(Material provided)
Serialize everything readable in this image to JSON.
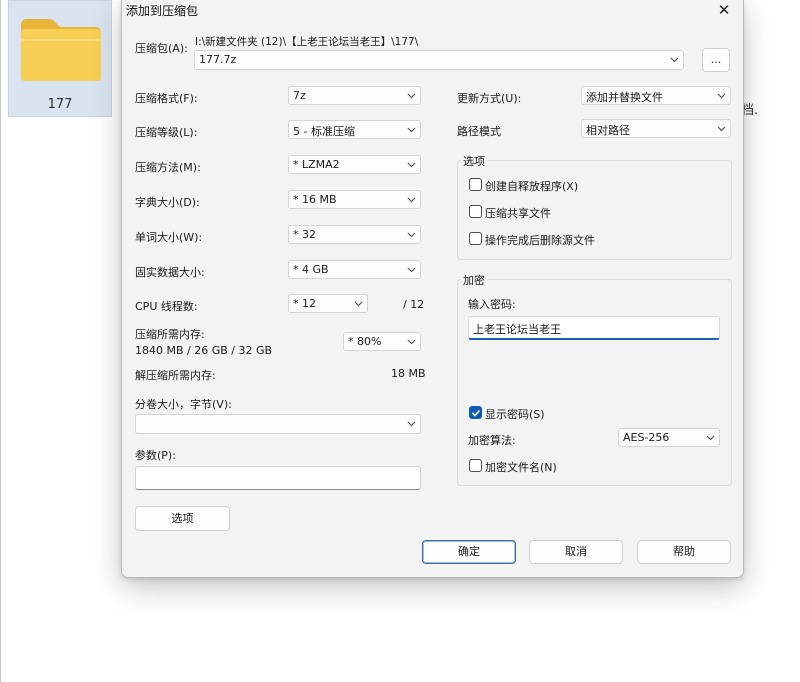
{
  "desktop": {
    "folder_name": "177",
    "right_fragment": "档."
  },
  "dialog": {
    "title": "添加到压缩包",
    "archive_label": "压缩包(A):",
    "archive_path": "I:\\新建文件夹 (12)\\【上老王论坛当老王】\\177\\",
    "archive_name": "177.7z",
    "browse_label": "...",
    "left": {
      "format_label": "压缩格式(F):",
      "format_value": "7z",
      "level_label": "压缩等级(L):",
      "level_value": "5 - 标准压缩",
      "method_label": "压缩方法(M):",
      "method_value": "* LZMA2",
      "dict_label": "字典大小(D):",
      "dict_value": "* 16 MB",
      "word_label": "单词大小(W):",
      "word_value": "* 32",
      "solid_label": "固实数据大小:",
      "solid_value": "* 4 GB",
      "threads_label": "CPU 线程数:",
      "threads_value": "* 12",
      "threads_total": "/ 12",
      "mem_label": "压缩所需内存:",
      "mem_detail": "1840 MB / 26 GB / 32 GB",
      "mem_percent": "* 80%",
      "decomp_label": "解压缩所需内存:",
      "decomp_value": "18 MB",
      "volume_label": "分卷大小，字节(V):",
      "volume_value": "",
      "params_label": "参数(P):",
      "params_value": "",
      "options_button": "选项"
    },
    "right": {
      "update_label": "更新方式(U):",
      "update_value": "添加并替换文件",
      "path_label": "路径模式",
      "path_value": "相对路径",
      "options_group": "选项",
      "opt_sfx": "创建自释放程序(X)",
      "opt_shared": "压缩共享文件",
      "opt_delete": "操作完成后删除源文件",
      "encrypt_group": "加密",
      "password_label": "输入密码:",
      "password_value": "上老王论坛当老王",
      "show_password": "显示密码(S)",
      "enc_method_label": "加密算法:",
      "enc_method_value": "AES-256",
      "encrypt_names": "加密文件名(N)"
    },
    "buttons": {
      "ok": "确定",
      "cancel": "取消",
      "help": "帮助"
    }
  }
}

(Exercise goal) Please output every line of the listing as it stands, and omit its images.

(Answer section)
Serialize everything readable in this image to JSON.
{
  "desktop": {
    "folder_name": "177",
    "right_fragment": "档."
  },
  "dialog": {
    "title": "添加到压缩包",
    "archive_label": "压缩包(A):",
    "archive_path": "I:\\新建文件夹 (12)\\【上老王论坛当老王】\\177\\",
    "archive_name": "177.7z",
    "browse_label": "...",
    "left": {
      "format_label": "压缩格式(F):",
      "format_value": "7z",
      "level_label": "压缩等级(L):",
      "level_value": "5 - 标准压缩",
      "method_label": "压缩方法(M):",
      "method_value": "* LZMA2",
      "dict_label": "字典大小(D):",
      "dict_value": "* 16 MB",
      "word_label": "单词大小(W):",
      "word_value": "* 32",
      "solid_label": "固实数据大小:",
      "solid_value": "* 4 GB",
      "threads_label": "CPU 线程数:",
      "threads_value": "* 12",
      "threads_total": "/ 12",
      "mem_label": "压缩所需内存:",
      "mem_detail": "1840 MB / 26 GB / 32 GB",
      "mem_percent": "* 80%",
      "decomp_label": "解压缩所需内存:",
      "decomp_value": "18 MB",
      "volume_label": "分卷大小，字节(V):",
      "volume_value": "",
      "params_label": "参数(P):",
      "params_value": "",
      "options_button": "选项"
    },
    "right": {
      "update_label": "更新方式(U):",
      "update_value": "添加并替换文件",
      "path_label": "路径模式",
      "path_value": "相对路径",
      "options_group": "选项",
      "opt_sfx": "创建自释放程序(X)",
      "opt_shared": "压缩共享文件",
      "opt_delete": "操作完成后删除源文件",
      "encrypt_group": "加密",
      "password_label": "输入密码:",
      "password_value": "上老王论坛当老王",
      "show_password": "显示密码(S)",
      "enc_method_label": "加密算法:",
      "enc_method_value": "AES-256",
      "encrypt_names": "加密文件名(N)"
    },
    "buttons": {
      "ok": "确定",
      "cancel": "取消",
      "help": "帮助"
    }
  }
}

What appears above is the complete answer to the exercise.